VERY soon after he was elected in late 2015, Tanzania’s President John Magufuli enamoured many Africans with his no-nonsense, anti-corruption, anti-laziness, tough and austere ways.
It quickly resonated far beyond Tanzania’s borders, particularly with a generation that has been jaded with endless corruption scandals and government excesses. Cheeky Africans on social media quickly adopted the Magufuli way to their own lives in the hilarious Twitter trend #WhatWouldMagufuliDo.
But the shine now seems to be wearing off.

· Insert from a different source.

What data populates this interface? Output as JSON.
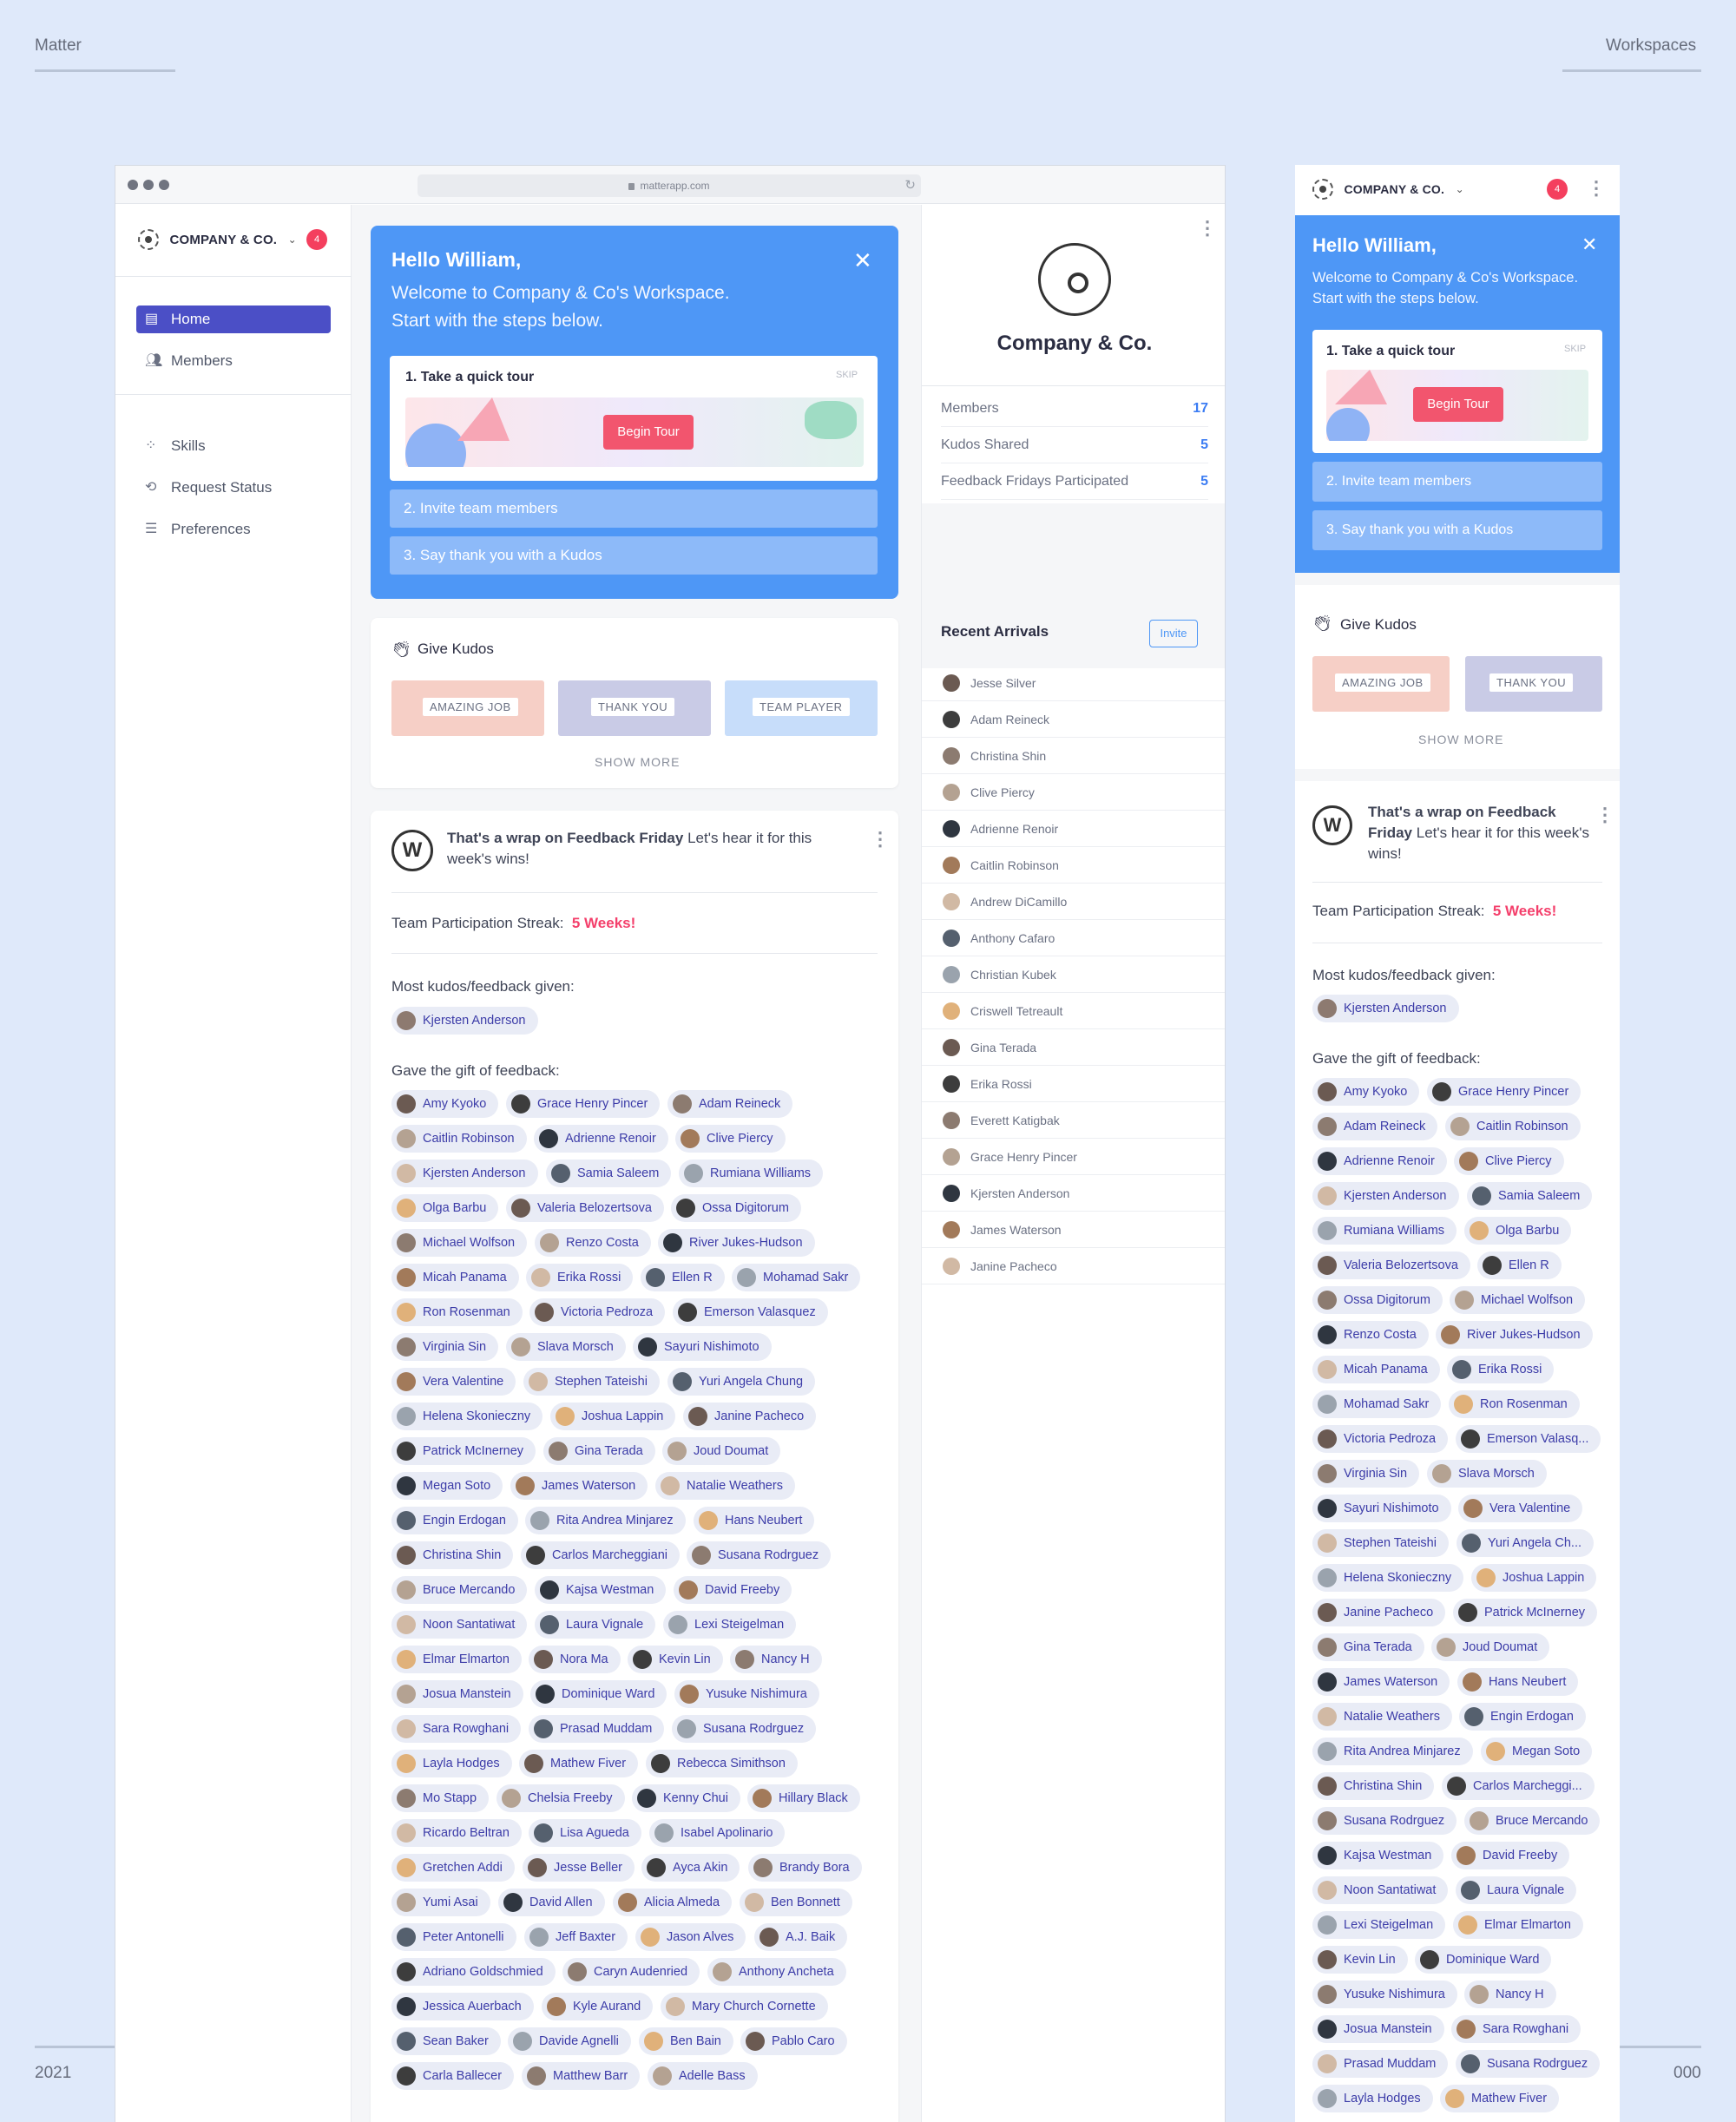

Despite its visually dramatic ‘results’, the Magufuli Way is heavy-handed and arguably authoritarian, and the government has been accused of unjustly limiting fundamental rights.
Last week, civil society organisations in Tanzania launched a year-long campaign calling on the government to respect freedom of expression and assembly.
“Without freedom of expression and freedom of assembly there can be no development,” they said of the campaign, which will involve holding seminars, discussions and debates.
It remains to be seen whether Magufuli has lost his ‘Twitter constituency’, but public support for freedom of association in Africa is far from universal, recent data from Afrobarometer shows.
While six in 10 Africans (63%) agree or agree very strongly that they should be able to join any organisation, whether or not the government approves of it, one-third (32%) of citizens say the government should be able to ban any organisation that goes against its policies.
The highest support for freedom of association is in Gabon (90%), Togo (88%), Cote d’Ivoire (87%), Senegal (86%) and Benin (83%).
Apart from being former French colonies, and mostly West African, these five countries have a mixed political history.You reached the view limit for this month.
Please get the advanced iframe pro version.
Go to the administration for details.
Gabon and Togo have been ruled by long-serving strongmen who were then succeeded by their sons: Omar and Ali Bongo in Gabon’s case, and Gnassingbe and Faure Eyadema in Togo.
Cote d’Ivoire had a long-serving strongman whose death plunged the country into political instability and conflict, though recovery is on course.
And Senegal and Benin are on the other side of the spectrum, which have seen several peaceful transfers of power and are lauded for their political stability, civil liberties and freedoms.
It suggests that a widerange of political circumstances can create a desire for personal liberties and civil freedom in people.
On the other hand, the highest support for restrictions is in Liberia (62% say the government should ban organisations it doesn’t like) and Sierra Leone (60%), perhaps a legacy of violent civil war-era organisations that inflicted untold suffering on the population.
Swaziland (58%), Nigeria (57%) and Tanzania (55%) are next, and they are also a mixed bag. Swaziland is ruled by an absolute monarch, Mswati II. Nigeria has had the full spectrum of governance, everything from military dictatorships, civil war, democratic transition and defeat of an incumbent at the ballot.
And Tanzania has had one party at the helm since independence; going by this data, Magufuli’s tough ways do have broad public support.
Still, the data suggests that a substantial number of Africans want to be free to join any organisation they want to join, but also don’t want to give carte blanche to any and all organisations they can imagine, the Afrobarometer researchers argue.
In other words, other people are the problem – people trust their own judgement, but not that of others.